Data to examine →
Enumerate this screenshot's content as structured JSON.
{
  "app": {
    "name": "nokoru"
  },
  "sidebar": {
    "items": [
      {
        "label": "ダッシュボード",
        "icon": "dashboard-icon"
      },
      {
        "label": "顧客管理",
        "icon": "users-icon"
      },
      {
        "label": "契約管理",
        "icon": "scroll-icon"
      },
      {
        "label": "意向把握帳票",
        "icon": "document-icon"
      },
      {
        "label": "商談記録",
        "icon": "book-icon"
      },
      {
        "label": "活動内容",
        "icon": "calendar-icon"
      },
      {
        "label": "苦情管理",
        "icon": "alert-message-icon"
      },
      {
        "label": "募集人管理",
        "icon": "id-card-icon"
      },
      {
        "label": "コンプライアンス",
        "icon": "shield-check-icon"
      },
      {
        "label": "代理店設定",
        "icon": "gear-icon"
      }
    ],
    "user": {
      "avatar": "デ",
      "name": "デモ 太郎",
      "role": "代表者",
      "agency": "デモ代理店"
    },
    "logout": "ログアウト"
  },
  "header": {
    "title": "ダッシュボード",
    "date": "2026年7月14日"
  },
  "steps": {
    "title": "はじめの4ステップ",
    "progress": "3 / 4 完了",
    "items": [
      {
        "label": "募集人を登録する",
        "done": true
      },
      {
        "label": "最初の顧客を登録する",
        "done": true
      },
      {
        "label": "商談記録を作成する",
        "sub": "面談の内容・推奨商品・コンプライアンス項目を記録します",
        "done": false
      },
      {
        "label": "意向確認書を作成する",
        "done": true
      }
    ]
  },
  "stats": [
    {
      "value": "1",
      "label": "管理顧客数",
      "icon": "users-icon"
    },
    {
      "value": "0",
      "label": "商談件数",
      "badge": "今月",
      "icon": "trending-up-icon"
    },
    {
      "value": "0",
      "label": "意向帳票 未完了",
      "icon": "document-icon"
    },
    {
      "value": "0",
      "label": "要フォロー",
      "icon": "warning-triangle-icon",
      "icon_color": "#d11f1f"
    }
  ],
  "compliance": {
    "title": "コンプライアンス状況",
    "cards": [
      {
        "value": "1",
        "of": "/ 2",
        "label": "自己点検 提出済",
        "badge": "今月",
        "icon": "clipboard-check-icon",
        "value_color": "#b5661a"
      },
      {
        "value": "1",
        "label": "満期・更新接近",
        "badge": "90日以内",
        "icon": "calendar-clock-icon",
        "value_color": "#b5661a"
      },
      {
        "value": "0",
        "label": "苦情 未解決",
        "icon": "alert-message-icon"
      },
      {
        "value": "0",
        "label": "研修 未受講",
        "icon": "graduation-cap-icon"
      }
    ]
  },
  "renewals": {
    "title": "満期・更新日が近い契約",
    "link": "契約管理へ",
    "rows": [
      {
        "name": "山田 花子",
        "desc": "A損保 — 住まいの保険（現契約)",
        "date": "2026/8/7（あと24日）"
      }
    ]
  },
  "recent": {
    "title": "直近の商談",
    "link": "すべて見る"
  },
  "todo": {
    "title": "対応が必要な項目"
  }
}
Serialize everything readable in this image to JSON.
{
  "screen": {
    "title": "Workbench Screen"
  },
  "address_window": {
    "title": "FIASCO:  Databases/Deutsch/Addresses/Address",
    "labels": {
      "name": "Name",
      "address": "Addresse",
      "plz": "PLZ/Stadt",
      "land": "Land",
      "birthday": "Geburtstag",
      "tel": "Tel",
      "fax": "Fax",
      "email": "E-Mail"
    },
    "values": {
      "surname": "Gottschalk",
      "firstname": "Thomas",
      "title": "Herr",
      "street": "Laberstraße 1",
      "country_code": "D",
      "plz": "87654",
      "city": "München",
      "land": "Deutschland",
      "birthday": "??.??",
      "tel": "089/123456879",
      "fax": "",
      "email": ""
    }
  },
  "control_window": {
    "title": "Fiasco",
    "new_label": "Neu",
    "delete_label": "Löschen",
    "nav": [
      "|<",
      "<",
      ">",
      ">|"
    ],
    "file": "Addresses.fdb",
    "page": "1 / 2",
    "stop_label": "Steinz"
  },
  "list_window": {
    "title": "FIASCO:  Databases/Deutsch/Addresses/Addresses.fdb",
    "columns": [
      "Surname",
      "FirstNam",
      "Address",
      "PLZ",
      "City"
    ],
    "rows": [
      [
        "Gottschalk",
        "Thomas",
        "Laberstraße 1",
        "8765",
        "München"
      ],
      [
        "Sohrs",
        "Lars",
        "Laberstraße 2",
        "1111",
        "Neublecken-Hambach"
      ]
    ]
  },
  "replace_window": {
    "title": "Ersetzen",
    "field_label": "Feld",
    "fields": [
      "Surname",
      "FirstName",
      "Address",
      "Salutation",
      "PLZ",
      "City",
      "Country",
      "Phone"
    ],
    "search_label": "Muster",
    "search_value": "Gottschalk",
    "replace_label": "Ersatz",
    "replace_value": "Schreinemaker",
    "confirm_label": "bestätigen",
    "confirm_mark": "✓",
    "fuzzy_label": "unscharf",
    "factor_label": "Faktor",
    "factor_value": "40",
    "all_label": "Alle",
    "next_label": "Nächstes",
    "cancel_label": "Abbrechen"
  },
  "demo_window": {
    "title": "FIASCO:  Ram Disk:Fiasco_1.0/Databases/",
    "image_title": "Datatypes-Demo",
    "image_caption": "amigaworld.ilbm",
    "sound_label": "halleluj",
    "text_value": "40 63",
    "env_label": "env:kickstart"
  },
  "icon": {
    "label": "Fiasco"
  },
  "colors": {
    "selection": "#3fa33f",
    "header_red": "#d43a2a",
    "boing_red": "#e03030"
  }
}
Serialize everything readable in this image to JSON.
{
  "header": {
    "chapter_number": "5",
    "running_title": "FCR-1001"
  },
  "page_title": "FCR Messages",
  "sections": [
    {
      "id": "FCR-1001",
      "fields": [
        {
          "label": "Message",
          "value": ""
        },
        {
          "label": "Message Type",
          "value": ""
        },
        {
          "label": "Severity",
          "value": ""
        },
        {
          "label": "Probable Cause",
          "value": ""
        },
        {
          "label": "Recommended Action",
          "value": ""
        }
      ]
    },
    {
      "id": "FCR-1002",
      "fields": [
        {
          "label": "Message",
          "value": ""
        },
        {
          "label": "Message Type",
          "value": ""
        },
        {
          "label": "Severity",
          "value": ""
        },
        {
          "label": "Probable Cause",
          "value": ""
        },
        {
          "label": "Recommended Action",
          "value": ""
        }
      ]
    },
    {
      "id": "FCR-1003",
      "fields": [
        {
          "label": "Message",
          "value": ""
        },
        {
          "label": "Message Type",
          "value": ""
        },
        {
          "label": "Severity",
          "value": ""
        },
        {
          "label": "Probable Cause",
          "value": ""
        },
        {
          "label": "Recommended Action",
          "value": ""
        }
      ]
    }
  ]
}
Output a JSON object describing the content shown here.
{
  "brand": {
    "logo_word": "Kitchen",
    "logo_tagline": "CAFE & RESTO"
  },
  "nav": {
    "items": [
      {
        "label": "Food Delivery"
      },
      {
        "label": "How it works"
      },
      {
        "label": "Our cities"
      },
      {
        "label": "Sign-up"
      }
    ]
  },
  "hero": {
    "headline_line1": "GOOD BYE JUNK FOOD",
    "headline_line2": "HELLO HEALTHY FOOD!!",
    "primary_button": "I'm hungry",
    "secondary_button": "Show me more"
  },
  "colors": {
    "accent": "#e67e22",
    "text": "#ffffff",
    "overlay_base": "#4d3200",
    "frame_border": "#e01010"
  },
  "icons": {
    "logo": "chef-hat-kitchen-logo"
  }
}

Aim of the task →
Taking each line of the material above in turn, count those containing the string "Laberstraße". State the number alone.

Solution below →
3